Brands may focus on their own operations while ignoring the environmental and social impact of their supply chains. This narrow focus allows brands to maintain the appearance of sustainability while overlooking key issues like labor rights or deforestation.


8. Lack of Transparency: 

Transparency is crucial for assessing a brand's sustainability efforts but some brands may be evasive or non-transparent when questioned about their practices. This lack of transparency can make it difficult for consumers to determine the authenticity of a brand's sustainability claims.


Frequently Asked Questions:

How can I identify greenwashing?

Greenwashing can be identified by vague or misleading claims, lack of third-party certifications, unsubstantiated statements, focus on one aspect of sustainability and lack of transparency.


Are there specific certifications I should look for?

Yes, certifications like GOTS (Global Organic Textile Standard), Global Recycled Standard (GRS), Better Cotton Initiative ( BCI ), Fair Trade, Worldwide Responsible Accredited Production (WRAP) & B Corp can provide assurance of a brand's sustainability practices.


Should I research a brand's supply chain?

Yes, understanding a brand's supply chain and sourcing practices can help determine its environmental and social impact.


Can I trust brands that focus only on one aspect of sustainability?

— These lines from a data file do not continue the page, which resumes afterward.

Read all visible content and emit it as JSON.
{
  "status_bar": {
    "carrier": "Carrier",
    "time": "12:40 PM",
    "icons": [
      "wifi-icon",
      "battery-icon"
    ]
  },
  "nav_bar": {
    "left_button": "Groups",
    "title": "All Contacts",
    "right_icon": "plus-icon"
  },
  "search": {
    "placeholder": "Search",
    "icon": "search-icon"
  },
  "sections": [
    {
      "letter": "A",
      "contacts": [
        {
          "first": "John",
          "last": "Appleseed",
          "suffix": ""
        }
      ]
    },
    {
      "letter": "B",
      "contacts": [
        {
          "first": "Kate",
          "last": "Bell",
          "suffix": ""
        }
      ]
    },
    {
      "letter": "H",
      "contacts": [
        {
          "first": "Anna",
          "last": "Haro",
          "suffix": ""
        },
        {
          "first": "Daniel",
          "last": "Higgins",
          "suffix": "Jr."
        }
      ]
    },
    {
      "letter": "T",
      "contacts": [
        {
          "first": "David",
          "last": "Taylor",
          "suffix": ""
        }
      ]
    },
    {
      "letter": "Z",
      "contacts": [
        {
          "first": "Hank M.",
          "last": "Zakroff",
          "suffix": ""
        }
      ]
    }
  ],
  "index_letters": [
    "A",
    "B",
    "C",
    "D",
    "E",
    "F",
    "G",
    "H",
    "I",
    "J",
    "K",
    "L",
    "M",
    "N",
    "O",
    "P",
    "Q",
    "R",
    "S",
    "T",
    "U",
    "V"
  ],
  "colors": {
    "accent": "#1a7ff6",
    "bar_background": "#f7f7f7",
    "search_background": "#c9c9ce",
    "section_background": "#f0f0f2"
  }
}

Brands that focus solely on one aspect of sustainability may be engaging in greenwashing. Look for brands with holistic sustainability practices. But if the brand is open about their sustainability journey and their current focus, it is important to acknowledge and respect that. However, it shouldn’t mean accepting the brand as a sustainable one. 


How important is transparency in identifying sustainable brands?

Transparency is crucial in assessing a brand's sustainability efforts. Look for brands that openly share information about their practices and supply chain. Almost all genuine sustainable brands share their processes, certificates and journey on their website and social media. 


Should I be wary of brands with celebrity endorsements?

Celebrity endorsements do not necessarily indicate a brand is sustainable. Even a celebrity can sometimes be greenwashed into accepting a collaboration or endorsement opportunity. Look beyond endorsements and assess a brand's practices and certifications. 


Are there any red flags I should watch out for?

Yes, red flags include vague or misleading claims, lack of transparency, absence of third-party certifications and failure to address supply chain issues.


How can I ensure a brand is committed to long-term sustainability?

One of the ways is to look for brands that have established sustainability goals, initiatives, and partnerships, demonstrating a long-term commitment to environmental and social responsibility.


Should I consider a brand's stance on social issues?

Yes, brands that prioritise social justice, diversity and inclusion alongside environmental sustainability are more likely to be genuine in their commitment to positive change.


What role do independent assessments play in identifying sustainable brands?

Independent assessments, such as rankings and reports from such organisations can provide valuable insights into a brand's sustainability performance.


Can I trust brands that claim to be "100% sustainable"?

Be cautious of brands that make blanket claims of being "100% sustainable" without providing evidence or context. Look for specific details about their sustainability practices and certifications.